> YOUR INSTRUCTIONS
Output the data verbatim, with nothing added or dropped.

> LISTED ENTRIES
——————

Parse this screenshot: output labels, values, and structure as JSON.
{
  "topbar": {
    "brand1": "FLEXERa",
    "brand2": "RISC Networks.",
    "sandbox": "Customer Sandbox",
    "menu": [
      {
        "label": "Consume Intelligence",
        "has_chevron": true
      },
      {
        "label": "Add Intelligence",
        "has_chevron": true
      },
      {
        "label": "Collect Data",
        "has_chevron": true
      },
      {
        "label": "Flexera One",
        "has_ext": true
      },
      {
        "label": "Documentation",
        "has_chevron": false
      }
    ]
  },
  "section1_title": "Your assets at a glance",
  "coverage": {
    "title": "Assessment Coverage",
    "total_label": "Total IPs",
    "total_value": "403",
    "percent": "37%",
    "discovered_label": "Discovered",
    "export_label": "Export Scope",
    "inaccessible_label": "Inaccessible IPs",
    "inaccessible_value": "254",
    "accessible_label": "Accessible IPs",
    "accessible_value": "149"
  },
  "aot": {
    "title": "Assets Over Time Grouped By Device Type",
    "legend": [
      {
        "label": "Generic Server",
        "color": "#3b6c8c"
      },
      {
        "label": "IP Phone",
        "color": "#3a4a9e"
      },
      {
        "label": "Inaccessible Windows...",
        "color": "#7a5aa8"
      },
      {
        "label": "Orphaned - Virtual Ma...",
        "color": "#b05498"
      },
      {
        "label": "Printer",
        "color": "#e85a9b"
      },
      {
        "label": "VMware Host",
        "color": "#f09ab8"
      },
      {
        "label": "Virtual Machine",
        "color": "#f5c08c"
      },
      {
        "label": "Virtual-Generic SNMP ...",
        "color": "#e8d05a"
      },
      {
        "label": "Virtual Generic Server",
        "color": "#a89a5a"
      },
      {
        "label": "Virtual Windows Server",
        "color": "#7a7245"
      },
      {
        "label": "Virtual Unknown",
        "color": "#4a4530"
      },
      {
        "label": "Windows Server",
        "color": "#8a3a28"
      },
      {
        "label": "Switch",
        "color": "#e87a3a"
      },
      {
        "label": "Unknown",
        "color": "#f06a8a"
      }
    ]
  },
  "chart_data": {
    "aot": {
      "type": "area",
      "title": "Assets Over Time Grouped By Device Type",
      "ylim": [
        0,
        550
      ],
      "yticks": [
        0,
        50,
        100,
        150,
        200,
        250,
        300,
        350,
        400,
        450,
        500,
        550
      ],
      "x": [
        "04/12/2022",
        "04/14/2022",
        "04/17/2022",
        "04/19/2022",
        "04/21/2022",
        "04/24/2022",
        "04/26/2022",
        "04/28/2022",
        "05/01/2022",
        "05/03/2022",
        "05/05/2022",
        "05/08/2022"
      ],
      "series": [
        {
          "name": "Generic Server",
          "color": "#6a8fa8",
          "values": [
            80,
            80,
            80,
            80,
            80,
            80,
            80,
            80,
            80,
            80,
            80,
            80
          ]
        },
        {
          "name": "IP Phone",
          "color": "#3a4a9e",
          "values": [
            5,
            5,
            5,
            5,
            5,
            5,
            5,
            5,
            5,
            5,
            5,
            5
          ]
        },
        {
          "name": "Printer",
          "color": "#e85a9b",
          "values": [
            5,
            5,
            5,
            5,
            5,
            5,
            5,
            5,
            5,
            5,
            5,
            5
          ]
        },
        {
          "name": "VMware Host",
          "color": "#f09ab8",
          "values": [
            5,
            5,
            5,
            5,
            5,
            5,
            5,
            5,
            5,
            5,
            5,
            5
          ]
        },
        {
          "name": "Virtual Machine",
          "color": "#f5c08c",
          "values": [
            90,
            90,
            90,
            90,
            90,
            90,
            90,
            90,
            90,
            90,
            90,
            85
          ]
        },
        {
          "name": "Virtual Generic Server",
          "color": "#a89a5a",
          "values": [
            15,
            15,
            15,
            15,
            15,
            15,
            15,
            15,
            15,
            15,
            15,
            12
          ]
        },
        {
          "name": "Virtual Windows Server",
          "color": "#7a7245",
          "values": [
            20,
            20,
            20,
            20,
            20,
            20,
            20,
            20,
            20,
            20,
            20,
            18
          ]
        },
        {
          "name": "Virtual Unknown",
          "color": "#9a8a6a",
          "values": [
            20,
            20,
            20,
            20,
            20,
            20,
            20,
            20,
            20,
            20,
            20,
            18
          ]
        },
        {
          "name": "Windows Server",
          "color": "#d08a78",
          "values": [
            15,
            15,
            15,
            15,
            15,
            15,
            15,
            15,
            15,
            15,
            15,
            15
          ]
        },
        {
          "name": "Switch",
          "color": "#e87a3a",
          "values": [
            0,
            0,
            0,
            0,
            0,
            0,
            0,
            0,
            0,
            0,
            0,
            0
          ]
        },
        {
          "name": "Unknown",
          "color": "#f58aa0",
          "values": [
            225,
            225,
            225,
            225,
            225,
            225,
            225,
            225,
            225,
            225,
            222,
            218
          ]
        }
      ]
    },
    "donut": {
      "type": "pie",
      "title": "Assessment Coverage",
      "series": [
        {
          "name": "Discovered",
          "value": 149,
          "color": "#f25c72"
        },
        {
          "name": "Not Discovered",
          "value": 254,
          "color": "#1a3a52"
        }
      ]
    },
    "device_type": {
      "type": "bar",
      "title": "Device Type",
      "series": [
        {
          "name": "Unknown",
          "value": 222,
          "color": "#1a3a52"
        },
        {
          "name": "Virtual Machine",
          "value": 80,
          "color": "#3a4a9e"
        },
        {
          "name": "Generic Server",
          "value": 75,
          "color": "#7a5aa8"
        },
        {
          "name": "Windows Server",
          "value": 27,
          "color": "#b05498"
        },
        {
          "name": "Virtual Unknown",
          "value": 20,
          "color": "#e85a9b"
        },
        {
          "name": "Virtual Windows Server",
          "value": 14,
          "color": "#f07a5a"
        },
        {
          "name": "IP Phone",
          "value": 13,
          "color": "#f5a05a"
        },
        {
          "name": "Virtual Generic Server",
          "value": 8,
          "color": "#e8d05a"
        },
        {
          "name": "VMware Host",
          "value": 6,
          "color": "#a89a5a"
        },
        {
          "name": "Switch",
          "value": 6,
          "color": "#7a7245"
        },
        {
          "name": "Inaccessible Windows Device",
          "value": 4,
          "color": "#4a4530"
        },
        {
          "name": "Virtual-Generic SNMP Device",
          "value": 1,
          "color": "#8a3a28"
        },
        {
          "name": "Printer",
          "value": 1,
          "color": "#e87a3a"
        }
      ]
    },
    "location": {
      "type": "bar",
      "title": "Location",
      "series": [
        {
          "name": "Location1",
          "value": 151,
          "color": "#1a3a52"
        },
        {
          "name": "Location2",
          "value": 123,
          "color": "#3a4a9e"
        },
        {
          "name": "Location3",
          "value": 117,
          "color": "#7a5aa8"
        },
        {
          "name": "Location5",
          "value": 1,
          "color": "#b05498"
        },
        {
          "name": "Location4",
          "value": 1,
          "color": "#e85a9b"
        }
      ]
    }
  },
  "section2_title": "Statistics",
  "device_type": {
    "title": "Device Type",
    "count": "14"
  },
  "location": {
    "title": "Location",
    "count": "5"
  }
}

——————

> EXPECTED OUTPUT
Parse this screenshot: output labels, values, and structure as JSON.
{
  "topbar": {
    "brand1": "FLEXERa",
    "brand2": "RISC Networks.",
    "sandbox": "Customer Sandbox",
    "menu": [
      {
        "label": "Consume Intelligence",
        "has_chevron": true
      },
      {
        "label": "Add Intelligence",
        "has_chevron": true
      },
      {
        "label": "Collect Data",
        "has_chevron": true
      },
      {
        "label": "Flexera One",
        "has_ext": true
      },
      {
        "label": "Documentation",
        "has_chevron": false
      }
    ]
  },
  "section1_title": "Your assets at a glance",
  "coverage": {
    "title": "Assessment Coverage",
    "total_label": "Total IPs",
    "total_value": "403",
    "percent": "37%",
    "discovered_label": "Discovered",
    "export_label": "Export Scope",
    "inaccessible_label": "Inaccessible IPs",
    "inaccessible_value": "254",
    "accessible_label": "Accessible IPs",
    "accessible_value": "149"
  },
  "aot": {
    "title": "Assets Over Time Grouped By Device Type",
    "legend": [
      {
        "label": "Generic Server",
        "color": "#3b6c8c"
      },
      {
        "label": "IP Phone",
        "color": "#3a4a9e"
      },
      {
        "label": "Inaccessible Windows...",
        "color": "#7a5aa8"
      },
      {
        "label": "Orphaned - Virtual Ma...",
        "color": "#b05498"
      },
      {
        "label": "Printer",
        "color": "#e85a9b"
      },
      {
        "label": "VMware Host",
        "color": "#f09ab8"
      },
      {
        "label": "Virtual Machine",
        "color": "#f5c08c"
      },
      {
        "label": "Virtual-Generic SNMP ...",
        "color": "#e8d05a"
      },
      {
        "label": "Virtual Generic Server",
        "color": "#a89a5a"
      },
      {
        "label": "Virtual Windows Server",
        "color": "#7a7245"
      },
      {
        "label": "Virtual Unknown",
        "color": "#4a4530"
      },
      {
        "label": "Windows Server",
        "color": "#8a3a28"
      },
      {
        "label": "Switch",
        "color": "#e87a3a"
      },
      {
        "label": "Unknown",
        "color": "#f06a8a"
      }
    ]
  },
  "chart_data": {
    "aot": {
      "type": "area",
      "title": "Assets Over Time Grouped By Device Type",
      "ylim": [
        0,
        550
      ],
      "yticks": [
        0,
        50,
        100,
        150,
        200,
        250,
        300,
        350,
        400,
        450,
        500,
        550
      ],
      "x": [
        "04/12/2022",
        "04/14/2022",
        "04/17/2022",
        "04/19/2022",
        "04/21/2022",
        "04/24/2022",
        "04/26/2022",
        "04/28/2022",
        "05/01/2022",
        "05/03/2022",
        "05/05/2022",
        "05/08/2022"
      ],
      "series": [
        {
          "name": "Generic Server",
          "color": "#6a8fa8",
          "values": [
            80,
            80,
            80,
            80,
            80,
            80,
            80,
            80,
            80,
            80,
            80,
            80
          ]
        },
        {
          "name": "IP Phone",
          "color": "#3a4a9e",
          "values": [
            5,
            5,
            5,
            5,
            5,
            5,
            5,
            5,
            5,
            5,
            5,
            5
          ]
        },
        {
          "name": "Printer",
          "color": "#e85a9b",
          "values": [
            5,
            5,
            5,
            5,
            5,
            5,
            5,
            5,
            5,
            5,
            5,
            5
          ]
        },
        {
          "name": "VMware Host",
          "color": "#f09ab8",
          "values": [
            5,
            5,
            5,
            5,
            5,
            5,
            5,
            5,
            5,
            5,
            5,
            5
          ]
        },
        {
          "name": "Virtual Machine",
          "color": "#f5c08c",
          "values": [
            90,
            90,
            90,
            90,
            90,
            90,
            90,
            90,
            90,
            90,
            90,
            85
          ]
        },
        {
          "name": "Virtual Generic Server",
          "color": "#a89a5a",
          "values": [
            15,
            15,
            15,
            15,
            15,
            15,
            15,
            15,
            15,
            15,
            15,
            12
          ]
        },
        {
          "name": "Virtual Windows Server",
          "color": "#7a7245",
          "values": [
            20,
            20,
            20,
            20,
            20,
            20,
            20,
            20,
            20,
            20,
            20,
            18
          ]
        },
        {
          "name": "Virtual Unknown",
          "color": "#9a8a6a",
          "values": [
            20,
            20,
            20,
            20,
            20,
            20,
            20,
            20,
            20,
            20,
            20,
            18
          ]
        },
        {
          "name": "Windows Server",
          "color": "#d08a78",
          "values": [
            15,
            15,
            15,
            15,
            15,
            15,
            15,
            15,
            15,
            15,
            15,
            15
          ]
        },
        {
          "name": "Switch",
          "color": "#e87a3a",
          "values": [
            0,
            0,
            0,
            0,
            0,
            0,
            0,
            0,
            0,
            0,
            0,
            0
          ]
        },
        {
          "name": "Unknown",
          "color": "#f58aa0",
          "values": [
            225,
            225,
            225,
            225,
            225,
            225,
            225,
            225,
            225,
            225,
            222,
            218
          ]
        }
      ]
    },
    "donut": {
      "type": "pie",
      "title": "Assessment Coverage",
      "series": [
        {
          "name": "Discovered",
          "value": 149,
          "color": "#f25c72"
        },
        {
          "name": "Not Discovered",
          "value": 254,
          "color": "#1a3a52"
        }
      ]
    },
    "device_type": {
      "type": "bar",
      "title": "Device Type",
      "series": [
        {
          "name": "Unknown",
          "value": 222,
          "color": "#1a3a52"
        },
        {
          "name": "Virtual Machine",
          "value": 80,
          "color": "#3a4a9e"
        },
        {
          "name": "Generic Server",
          "value": 75,
          "color": "#7a5aa8"
        },
        {
          "name": "Windows Server",
          "value": 27,
          "color": "#b05498"
        },
        {
          "name": "Virtual Unknown",
          "value": 20,
          "color": "#e85a9b"
        },
        {
          "name": "Virtual Windows Server",
          "value": 14,
          "color": "#f07a5a"
        },
        {
          "name": "IP Phone",
          "value": 13,
          "color": "#f5a05a"
        },
        {
          "name": "Virtual Generic Server",
          "value": 8,
          "color": "#e8d05a"
        },
        {
          "name": "VMware Host",
          "value": 6,
          "color": "#a89a5a"
        },
        {
          "name": "Switch",
          "value": 6,
          "color": "#7a7245"
        },
        {
          "name": "Inaccessible Windows Device",
          "value": 4,
          "color": "#4a4530"
        },
        {
          "name": "Virtual-Generic SNMP Device",
          "value": 1,
          "color": "#8a3a28"
        },
        {
          "name": "Printer",
          "value": 1,
          "color": "#e87a3a"
        }
      ]
    },
    "location": {
      "type": "bar",
      "title": "Location",
      "series": [
        {
          "name": "Location1",
          "value": 151,
          "color": "#1a3a52"
        },
        {
          "name": "Location2",
          "value": 123,
          "color": "#3a4a9e"
        },
        {
          "name": "Location3",
          "value": 117,
          "color": "#7a5aa8"
        },
        {
          "name": "Location5",
          "value": 1,
          "color": "#b05498"
        },
        {
          "name": "Location4",
          "value": 1,
          "color": "#e85a9b"
        }
      ]
    }
  },
  "section2_title": "Statistics",
  "device_type": {
    "title": "Device Type",
    "count": "14"
  },
  "location": {
    "title": "Location",
    "count": "5"
  }
}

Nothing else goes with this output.